* [Supplied entries]:
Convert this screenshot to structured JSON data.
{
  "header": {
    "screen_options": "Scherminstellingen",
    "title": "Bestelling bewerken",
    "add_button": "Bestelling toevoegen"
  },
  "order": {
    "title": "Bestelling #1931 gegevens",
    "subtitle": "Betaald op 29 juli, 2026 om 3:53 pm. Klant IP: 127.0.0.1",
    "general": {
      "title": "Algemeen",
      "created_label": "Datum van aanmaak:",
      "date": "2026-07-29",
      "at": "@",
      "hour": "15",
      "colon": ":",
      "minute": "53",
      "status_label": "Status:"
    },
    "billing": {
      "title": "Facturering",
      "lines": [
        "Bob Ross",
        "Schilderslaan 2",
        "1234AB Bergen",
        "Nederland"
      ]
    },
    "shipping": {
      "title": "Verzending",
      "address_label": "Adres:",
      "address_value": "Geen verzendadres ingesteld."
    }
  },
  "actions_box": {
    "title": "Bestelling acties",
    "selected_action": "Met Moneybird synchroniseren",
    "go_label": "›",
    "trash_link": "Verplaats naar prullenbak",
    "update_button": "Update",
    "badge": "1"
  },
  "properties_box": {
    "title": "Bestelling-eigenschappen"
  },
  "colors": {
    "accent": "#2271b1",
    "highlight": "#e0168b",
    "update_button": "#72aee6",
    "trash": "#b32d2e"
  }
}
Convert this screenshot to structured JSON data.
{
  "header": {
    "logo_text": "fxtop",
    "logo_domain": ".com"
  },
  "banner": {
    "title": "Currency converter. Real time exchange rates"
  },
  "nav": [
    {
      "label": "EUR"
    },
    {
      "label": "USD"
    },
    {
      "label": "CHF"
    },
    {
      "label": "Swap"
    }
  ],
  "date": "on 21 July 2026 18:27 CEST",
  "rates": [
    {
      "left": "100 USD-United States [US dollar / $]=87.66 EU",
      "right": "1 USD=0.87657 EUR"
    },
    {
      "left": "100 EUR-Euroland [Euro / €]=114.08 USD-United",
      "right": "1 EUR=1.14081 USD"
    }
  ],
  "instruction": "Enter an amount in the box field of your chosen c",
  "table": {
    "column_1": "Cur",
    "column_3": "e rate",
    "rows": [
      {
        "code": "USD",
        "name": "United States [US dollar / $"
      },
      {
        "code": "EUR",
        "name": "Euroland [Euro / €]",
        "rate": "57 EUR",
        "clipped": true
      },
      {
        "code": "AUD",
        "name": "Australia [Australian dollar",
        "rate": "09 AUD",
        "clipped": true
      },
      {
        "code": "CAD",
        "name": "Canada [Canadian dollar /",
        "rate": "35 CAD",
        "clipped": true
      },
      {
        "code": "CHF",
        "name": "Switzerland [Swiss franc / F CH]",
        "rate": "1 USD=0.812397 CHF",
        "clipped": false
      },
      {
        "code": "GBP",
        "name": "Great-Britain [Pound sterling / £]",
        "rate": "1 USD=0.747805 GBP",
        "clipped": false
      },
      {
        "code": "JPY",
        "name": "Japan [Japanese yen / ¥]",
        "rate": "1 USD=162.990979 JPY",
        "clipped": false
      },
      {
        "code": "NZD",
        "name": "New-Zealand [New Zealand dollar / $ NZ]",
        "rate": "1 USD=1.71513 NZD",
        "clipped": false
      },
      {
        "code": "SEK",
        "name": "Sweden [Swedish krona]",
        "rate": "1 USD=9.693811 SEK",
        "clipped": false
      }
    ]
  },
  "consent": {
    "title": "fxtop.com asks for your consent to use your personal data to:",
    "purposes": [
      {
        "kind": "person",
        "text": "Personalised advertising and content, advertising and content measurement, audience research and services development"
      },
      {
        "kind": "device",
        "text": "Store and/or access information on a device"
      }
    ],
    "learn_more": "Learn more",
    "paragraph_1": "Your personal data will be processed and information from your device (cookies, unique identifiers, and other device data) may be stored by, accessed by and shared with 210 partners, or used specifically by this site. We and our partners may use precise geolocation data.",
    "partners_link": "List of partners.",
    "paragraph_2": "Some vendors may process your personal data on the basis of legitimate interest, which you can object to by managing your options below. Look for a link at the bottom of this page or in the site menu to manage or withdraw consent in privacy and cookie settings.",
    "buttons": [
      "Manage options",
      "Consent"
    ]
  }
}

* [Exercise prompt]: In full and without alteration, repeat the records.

* [Reply]:
Convert this screenshot to structured JSON data.
{
  "header": {
    "screen_options": "Scherminstellingen",
    "title": "Bestelling bewerken",
    "add_button": "Bestelling toevoegen"
  },
  "order": {
    "title": "Bestelling #1931 gegevens",
    "subtitle": "Betaald op 29 juli, 2026 om 3:53 pm. Klant IP: 127.0.0.1",
    "general": {
      "title": "Algemeen",
      "created_label": "Datum van aanmaak:",
      "date": "2026-07-29",
      "at": "@",
      "hour": "15",
      "colon": ":",
      "minute": "53",
      "status_label": "Status:"
    },
    "billing": {
      "title": "Facturering",
      "lines": [
        "Bob Ross",
        "Schilderslaan 2",
        "1234AB Bergen",
        "Nederland"
      ]
    },
    "shipping": {
      "title": "Verzending",
      "address_label": "Adres:",
      "address_value": "Geen verzendadres ingesteld."
    }
  },
  "actions_box": {
    "title": "Bestelling acties",
    "selected_action": "Met Moneybird synchroniseren",
    "go_label": "›",
    "trash_link": "Verplaats naar prullenbak",
    "update_button": "Update",
    "badge": "1"
  },
  "properties_box": {
    "title": "Bestelling-eigenschappen"
  },
  "colors": {
    "accent": "#2271b1",
    "highlight": "#e0168b",
    "update_button": "#72aee6",
    "trash": "#b32d2e"
  }
}
Convert this screenshot to structured JSON data.
{
  "header": {
    "logo_text": "fxtop",
    "logo_domain": ".com"
  },
  "banner": {
    "title": "Currency converter. Real time exchange rates"
  },
  "nav": [
    {
      "label": "EUR"
    },
    {
      "label": "USD"
    },
    {
      "label": "CHF"
    },
    {
      "label": "Swap"
    }
  ],
  "date": "on 21 July 2026 18:27 CEST",
  "rates": [
    {
      "left": "100 USD-United States [US dollar / $]=87.66 EU",
      "right": "1 USD=0.87657 EUR"
    },
    {
      "left": "100 EUR-Euroland [Euro / €]=114.08 USD-United",
      "right": "1 EUR=1.14081 USD"
    }
  ],
  "instruction": "Enter an amount in the box field of your chosen c",
  "table": {
    "column_1": "Cur",
    "column_3": "e rate",
    "rows": [
      {
        "code": "USD",
        "name": "United States [US dollar / $"
      },
      {
        "code": "EUR",
        "name": "Euroland [Euro / €]",
        "rate": "57 EUR",
        "clipped": true
      },
      {
        "code": "AUD",
        "name": "Australia [Australian dollar",
        "rate": "09 AUD",
        "clipped": true
      },
      {
        "code": "CAD",
        "name": "Canada [Canadian dollar /",
        "rate": "35 CAD",
        "clipped": true
      },
      {
        "code": "CHF",
        "name": "Switzerland [Swiss franc / F CH]",
        "rate": "1 USD=0.812397 CHF",
        "clipped": false
      },
      {
        "code": "GBP",
        "name": "Great-Britain [Pound sterling / £]",
        "rate": "1 USD=0.747805 GBP",
        "clipped": false
      },
      {
        "code": "JPY",
        "name": "Japan [Japanese yen / ¥]",
        "rate": "1 USD=162.990979 JPY",
        "clipped": false
      },
      {
        "code": "NZD",
        "name": "New-Zealand [New Zealand dollar / $ NZ]",
        "rate": "1 USD=1.71513 NZD",
        "clipped": false
      },
      {
        "code": "SEK",
        "name": "Sweden [Swedish krona]",
        "rate": "1 USD=9.693811 SEK",
        "clipped": false
      }
    ]
  },
  "consent": {
    "title": "fxtop.com asks for your consent to use your personal data to:",
    "purposes": [
      {
        "kind": "person",
        "text": "Personalised advertising and content, advertising and content measurement, audience research and services development"
      },
      {
        "kind": "device",
        "text": "Store and/or access information on a device"
      }
    ],
    "learn_more": "Learn more",
    "paragraph_1": "Your personal data will be processed and information from your device (cookies, unique identifiers, and other device data) may be stored by, accessed by and shared with 210 partners, or used specifically by this site. We and our partners may use precise geolocation data.",
    "partners_link": "List of partners.",
    "paragraph_2": "Some vendors may process your personal data on the basis of legitimate interest, which you can object to by managing your options below. Look for a link at the bottom of this page or in the site menu to manage or withdraw consent in privacy and cookie settings.",
    "buttons": [
      "Manage options",
      "Consent"
    ]
  }
}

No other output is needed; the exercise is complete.